##### DATASET ENTRIES
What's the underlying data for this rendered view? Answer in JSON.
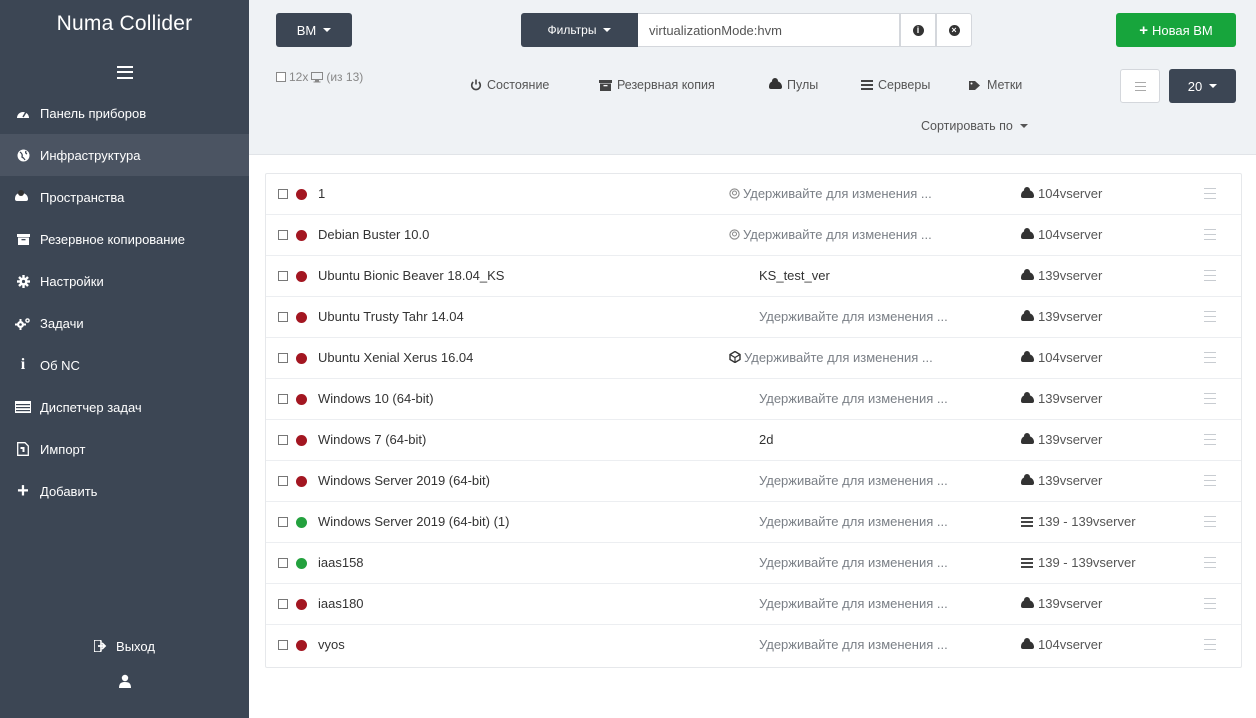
{
  "app": {
    "brand": "Numa Collider"
  },
  "sidebar": {
    "items": [
      {
        "label": "Панель приборов",
        "icon": "dashboard-icon",
        "active": false
      },
      {
        "label": "Инфраструктура",
        "icon": "globe-icon",
        "active": true
      },
      {
        "label": "Пространства",
        "icon": "cloud-icon",
        "active": false
      },
      {
        "label": "Резервное копирование",
        "icon": "archive-icon",
        "active": false
      },
      {
        "label": "Настройки",
        "icon": "gear-icon",
        "active": false
      },
      {
        "label": "Задачи",
        "icon": "gears-icon",
        "active": false
      },
      {
        "label": "Об NC",
        "icon": "info-icon",
        "active": false
      },
      {
        "label": "Диспетчер задач",
        "icon": "task-list-icon",
        "active": false
      },
      {
        "label": "Импорт",
        "icon": "import-file-icon",
        "active": false
      },
      {
        "label": "Добавить",
        "icon": "plus-icon",
        "active": false
      }
    ],
    "logout_label": "Выход"
  },
  "header": {
    "type_button": "ВМ",
    "filters_button": "Фильтры",
    "filter_value": "virtualizationMode:hvm",
    "new_vm_button": "Новая ВМ",
    "selection": {
      "count": "12x",
      "total": "(из 13)"
    },
    "toolbar": {
      "state": "Состояние",
      "backup": "Резервная копия",
      "pools": "Пулы",
      "servers": "Серверы",
      "tags": "Метки"
    },
    "page_size": "20",
    "sort_by": "Сортировать по"
  },
  "colors": {
    "running": "#23a13e",
    "halted": "#a31621",
    "sidebar": "#3c4654",
    "accent_green": "#17a53c"
  },
  "vms": [
    {
      "name": "1",
      "status": "halted",
      "desc": "Удерживайте для изменения ...",
      "desc_icon": "power-icon",
      "host": "104vserver",
      "host_type": "pool"
    },
    {
      "name": "Debian Buster 10.0",
      "status": "halted",
      "desc": "Удерживайте для изменения ...",
      "desc_icon": "power-icon",
      "host": "104vserver",
      "host_type": "pool"
    },
    {
      "name": "Ubuntu Bionic Beaver 18.04_KS",
      "status": "halted",
      "desc": "KS_test_ver",
      "desc_icon": "",
      "host": "139vserver",
      "host_type": "pool"
    },
    {
      "name": "Ubuntu Trusty Tahr 14.04",
      "status": "halted",
      "desc": "Удерживайте для изменения ...",
      "desc_icon": "",
      "host": "139vserver",
      "host_type": "pool"
    },
    {
      "name": "Ubuntu Xenial Xerus 16.04",
      "status": "halted",
      "desc": "Удерживайте для изменения ...",
      "desc_icon": "template-icon",
      "host": "104vserver",
      "host_type": "pool"
    },
    {
      "name": "Windows 10 (64-bit)",
      "status": "halted",
      "desc": "Удерживайте для изменения ...",
      "desc_icon": "",
      "host": "139vserver",
      "host_type": "pool"
    },
    {
      "name": "Windows 7 (64-bit)",
      "status": "halted",
      "desc": "2d",
      "desc_icon": "",
      "host": "139vserver",
      "host_type": "pool"
    },
    {
      "name": "Windows Server 2019 (64-bit)",
      "status": "halted",
      "desc": "Удерживайте для изменения ...",
      "desc_icon": "",
      "host": "139vserver",
      "host_type": "pool"
    },
    {
      "name": "Windows Server 2019 (64-bit) (1)",
      "status": "running",
      "desc": "Удерживайте для изменения ...",
      "desc_icon": "",
      "host": "139 - 139vserver",
      "host_type": "server"
    },
    {
      "name": "iaas158",
      "status": "running",
      "desc": "Удерживайте для изменения ...",
      "desc_icon": "",
      "host": "139 - 139vserver",
      "host_type": "server"
    },
    {
      "name": "iaas180",
      "status": "halted",
      "desc": "Удерживайте для изменения ...",
      "desc_icon": "",
      "host": "139vserver",
      "host_type": "pool"
    },
    {
      "name": "vyos",
      "status": "halted",
      "desc": "Удерживайте для изменения ...",
      "desc_icon": "",
      "host": "104vserver",
      "host_type": "pool"
    }
  ]
}
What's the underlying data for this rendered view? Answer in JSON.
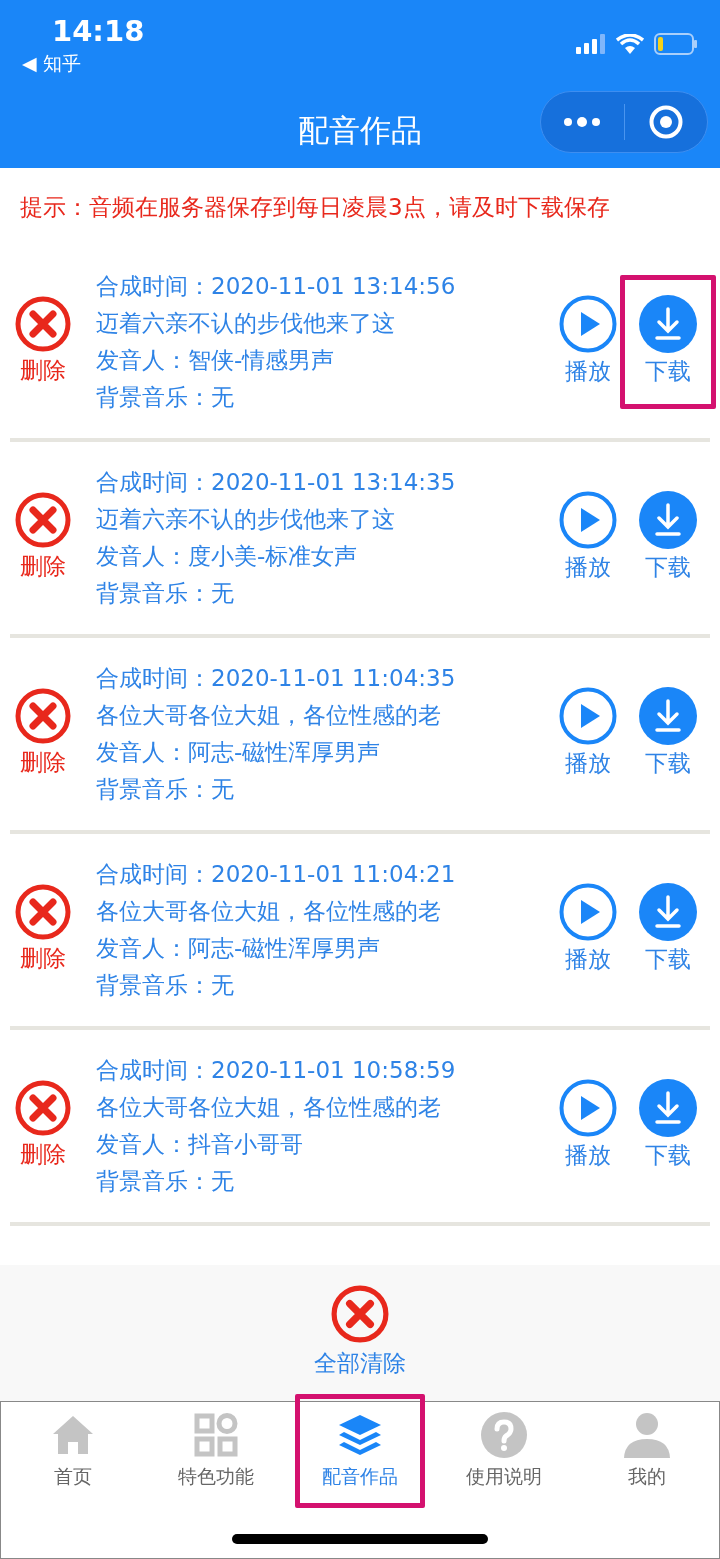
{
  "status_bar": {
    "time": "14:18",
    "back_app": "◀ 知乎"
  },
  "nav": {
    "title": "配音作品"
  },
  "notice": "提示：音频在服务器保存到每日凌晨3点，请及时下载保存",
  "works": [
    {
      "delete_label": "删除",
      "time": "合成时间：2020-11-01 13:14:56",
      "text": "迈着六亲不认的步伐他来了这",
      "voice": "发音人：智侠-情感男声",
      "music": "背景音乐：无",
      "play_label": "播放",
      "download_label": "下载",
      "download_highlighted": true
    },
    {
      "delete_label": "删除",
      "time": "合成时间：2020-11-01 13:14:35",
      "text": "迈着六亲不认的步伐他来了这",
      "voice": "发音人：度小美-标准女声",
      "music": "背景音乐：无",
      "play_label": "播放",
      "download_label": "下载",
      "download_highlighted": false
    },
    {
      "delete_label": "删除",
      "time": "合成时间：2020-11-01 11:04:35",
      "text": "各位大哥各位大姐，各位性感的老",
      "voice": "发音人：阿志-磁性浑厚男声",
      "music": "背景音乐：无",
      "play_label": "播放",
      "download_label": "下载",
      "download_highlighted": false
    },
    {
      "delete_label": "删除",
      "time": "合成时间：2020-11-01 11:04:21",
      "text": "各位大哥各位大姐，各位性感的老",
      "voice": "发音人：阿志-磁性浑厚男声",
      "music": "背景音乐：无",
      "play_label": "播放",
      "download_label": "下载",
      "download_highlighted": false
    },
    {
      "delete_label": "删除",
      "time": "合成时间：2020-11-01 10:58:59",
      "text": "各位大哥各位大姐，各位性感的老",
      "voice": "发音人：抖音小哥哥",
      "music": "背景音乐：无",
      "play_label": "播放",
      "download_label": "下载",
      "download_highlighted": false
    }
  ],
  "clear_all": "全部清除",
  "tabs": [
    {
      "kind": "home",
      "label": "首页",
      "selected": false,
      "highlighted": false
    },
    {
      "kind": "features",
      "label": "特色功能",
      "selected": false,
      "highlighted": false
    },
    {
      "kind": "works",
      "label": "配音作品",
      "selected": true,
      "highlighted": true
    },
    {
      "kind": "help",
      "label": "使用说明",
      "selected": false,
      "highlighted": false
    },
    {
      "kind": "profile",
      "label": "我的",
      "selected": false,
      "highlighted": false
    }
  ]
}
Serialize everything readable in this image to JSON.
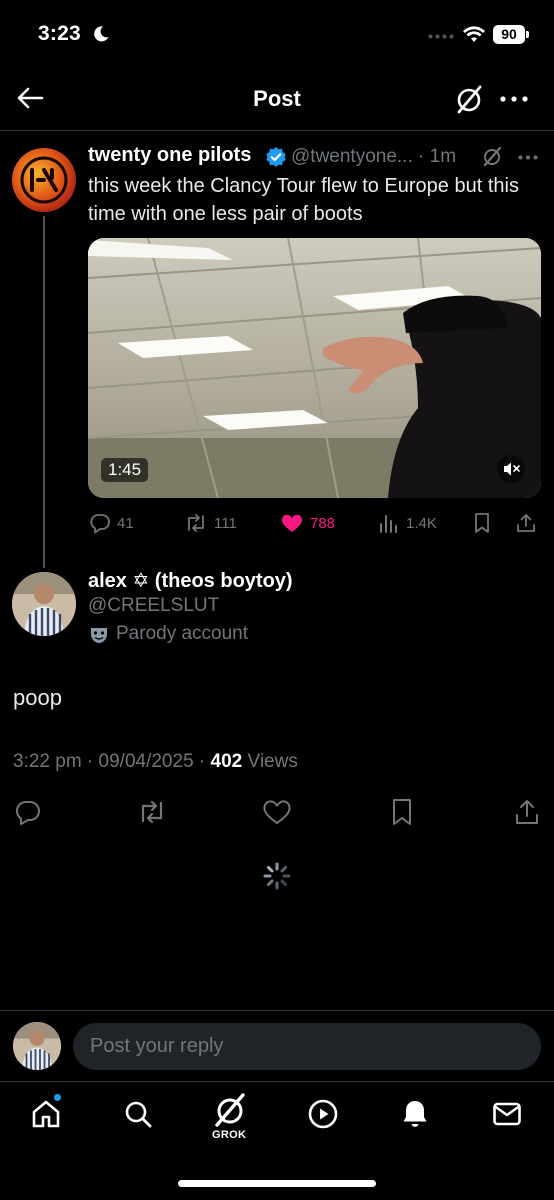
{
  "status_bar": {
    "time": "3:23",
    "battery": "90"
  },
  "header": {
    "title": "Post"
  },
  "original_post": {
    "author_name": "twenty one pilots",
    "handle_time": "@twentyone... · 1m",
    "text": "this week the Clancy Tour flew to Europe but this time with one less pair of boots",
    "video_duration": "1:45",
    "replies": "41",
    "reposts": "111",
    "likes": "788",
    "views": "1.4K"
  },
  "reply_post": {
    "author_name": "alex ✡ (theos boytoy)",
    "handle": "@CREELSLUT",
    "parody_label": "Parody account",
    "text": "poop",
    "timestamp": "3:22 pm · 09/04/2025 · ",
    "views_count": "402",
    "views_label": " Views"
  },
  "reply_bar": {
    "placeholder": "Post your reply"
  },
  "bottom_nav": {
    "grok_label": "GROK"
  },
  "colors": {
    "background": "#000000",
    "secondary_text": "#71767b",
    "like_pink": "#f91880",
    "verified_blue": "#1d9bf0",
    "divider": "#2f3336"
  },
  "icons": [
    "moon-icon",
    "wifi-icon",
    "back-arrow-icon",
    "grok-icon",
    "more-icon",
    "verified-badge-icon",
    "mute-icon",
    "reply-icon",
    "repost-icon",
    "heart-icon",
    "views-icon",
    "bookmark-icon",
    "share-icon",
    "parody-mask-icon",
    "loading-spinner-icon",
    "home-icon",
    "search-icon",
    "play-icon",
    "bell-icon",
    "mail-icon"
  ]
}
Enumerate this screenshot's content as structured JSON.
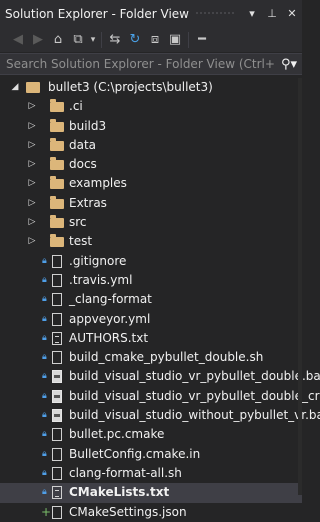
{
  "titlebar": {
    "title": "Solution Explorer - Folder View",
    "dropdown_icon": "▾",
    "pin_icon": "ᵖ",
    "close_icon": "✕"
  },
  "toolbar": {
    "items": [
      "back-icon",
      "forward-icon",
      "home-icon",
      "switch-views-icon",
      "sync-icon",
      "refresh-icon",
      "collapse-all-icon",
      "show-all-files-icon",
      "properties-icon"
    ]
  },
  "search": {
    "placeholder": "Search Solution Explorer - Folder View (Ctrl+;)"
  },
  "tree": {
    "root": "bullet3 (C:\\projects\\bullet3)",
    "folders": [
      ".ci",
      "build3",
      "data",
      "docs",
      "examples",
      "Extras",
      "src",
      "test"
    ],
    "files": [
      {
        "name": ".gitignore",
        "kind": "file"
      },
      {
        "name": ".travis.yml",
        "kind": "file"
      },
      {
        "name": "_clang-format",
        "kind": "file"
      },
      {
        "name": "appveyor.yml",
        "kind": "file"
      },
      {
        "name": "AUTHORS.txt",
        "kind": "txt"
      },
      {
        "name": "build_cmake_pybullet_double.sh",
        "kind": "file"
      },
      {
        "name": "build_visual_studio_vr_pybullet_double.ba",
        "kind": "bat"
      },
      {
        "name": "build_visual_studio_vr_pybullet_double_cr",
        "kind": "bat"
      },
      {
        "name": "build_visual_studio_without_pybullet_vr.ba",
        "kind": "bat"
      },
      {
        "name": "bullet.pc.cmake",
        "kind": "file"
      },
      {
        "name": "BulletConfig.cmake.in",
        "kind": "file"
      },
      {
        "name": "clang-format-all.sh",
        "kind": "file"
      },
      {
        "name": "CMakeLists.txt",
        "kind": "txt",
        "selected": true
      },
      {
        "name": "CMakeSettings.json",
        "kind": "file",
        "added": true
      }
    ]
  }
}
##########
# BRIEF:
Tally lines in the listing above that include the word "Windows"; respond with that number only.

# ANSWER BOX:
4